§ **Data extract**:
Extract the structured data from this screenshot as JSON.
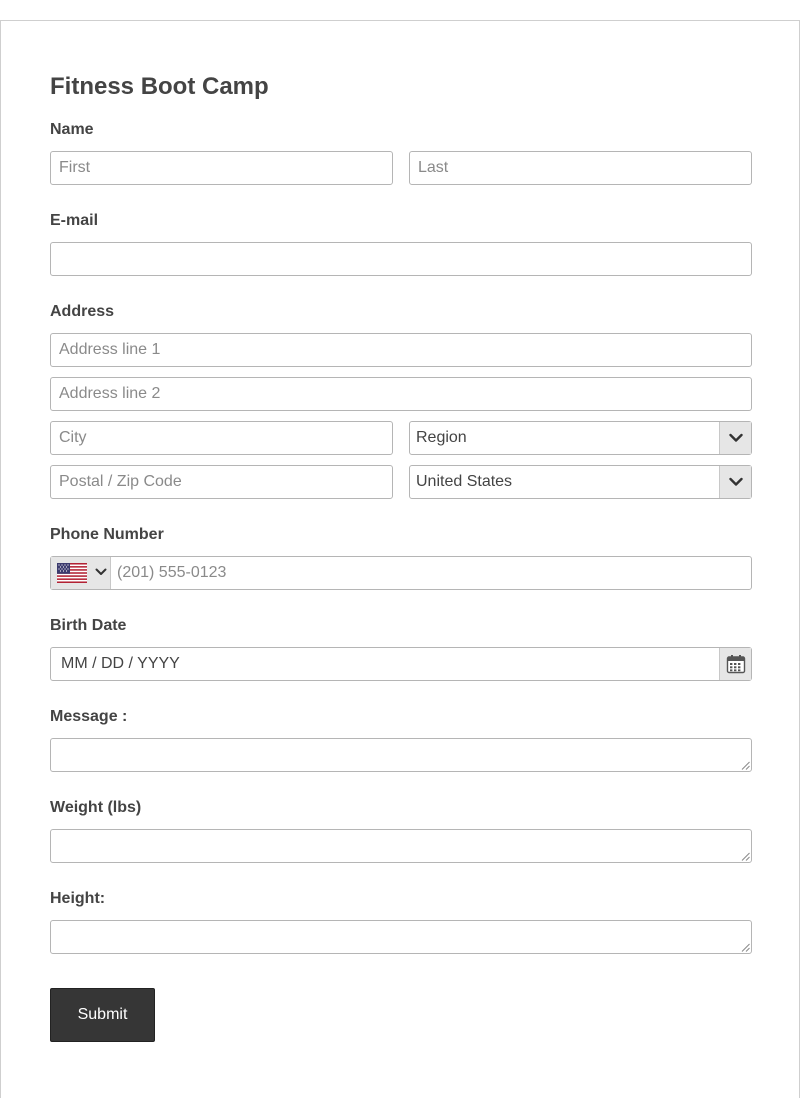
{
  "form": {
    "title": "Fitness Boot Camp",
    "name": {
      "label": "Name",
      "first_placeholder": "First",
      "last_placeholder": "Last"
    },
    "email": {
      "label": "E-mail",
      "value": ""
    },
    "address": {
      "label": "Address",
      "line1_placeholder": "Address line 1",
      "line2_placeholder": "Address line 2",
      "city_placeholder": "City",
      "region_selected": "Region",
      "postal_placeholder": "Postal / Zip Code",
      "country_selected": "United States"
    },
    "phone": {
      "label": "Phone Number",
      "placeholder": "(201) 555-0123",
      "country_flag": "us-flag-icon"
    },
    "birth_date": {
      "label": "Birth Date",
      "placeholder": "MM / DD / YYYY"
    },
    "message": {
      "label": "Message :"
    },
    "weight": {
      "label": "Weight (lbs)"
    },
    "height": {
      "label": "Height:"
    },
    "submit_label": "Submit"
  },
  "colors": {
    "text": "#444444",
    "border": "#b5b5b5",
    "button_bg": "#363636",
    "select_btn_bg": "#e6e6e6"
  }
}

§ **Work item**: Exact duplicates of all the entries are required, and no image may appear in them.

§ **Answer space**:
Extract the structured data from this screenshot as JSON.
{
  "form": {
    "title": "Fitness Boot Camp",
    "name": {
      "label": "Name",
      "first_placeholder": "First",
      "last_placeholder": "Last"
    },
    "email": {
      "label": "E-mail",
      "value": ""
    },
    "address": {
      "label": "Address",
      "line1_placeholder": "Address line 1",
      "line2_placeholder": "Address line 2",
      "city_placeholder": "City",
      "region_selected": "Region",
      "postal_placeholder": "Postal / Zip Code",
      "country_selected": "United States"
    },
    "phone": {
      "label": "Phone Number",
      "placeholder": "(201) 555-0123",
      "country_flag": "us-flag-icon"
    },
    "birth_date": {
      "label": "Birth Date",
      "placeholder": "MM / DD / YYYY"
    },
    "message": {
      "label": "Message :"
    },
    "weight": {
      "label": "Weight (lbs)"
    },
    "height": {
      "label": "Height:"
    },
    "submit_label": "Submit"
  },
  "colors": {
    "text": "#444444",
    "border": "#b5b5b5",
    "button_bg": "#363636",
    "select_btn_bg": "#e6e6e6"
  }
}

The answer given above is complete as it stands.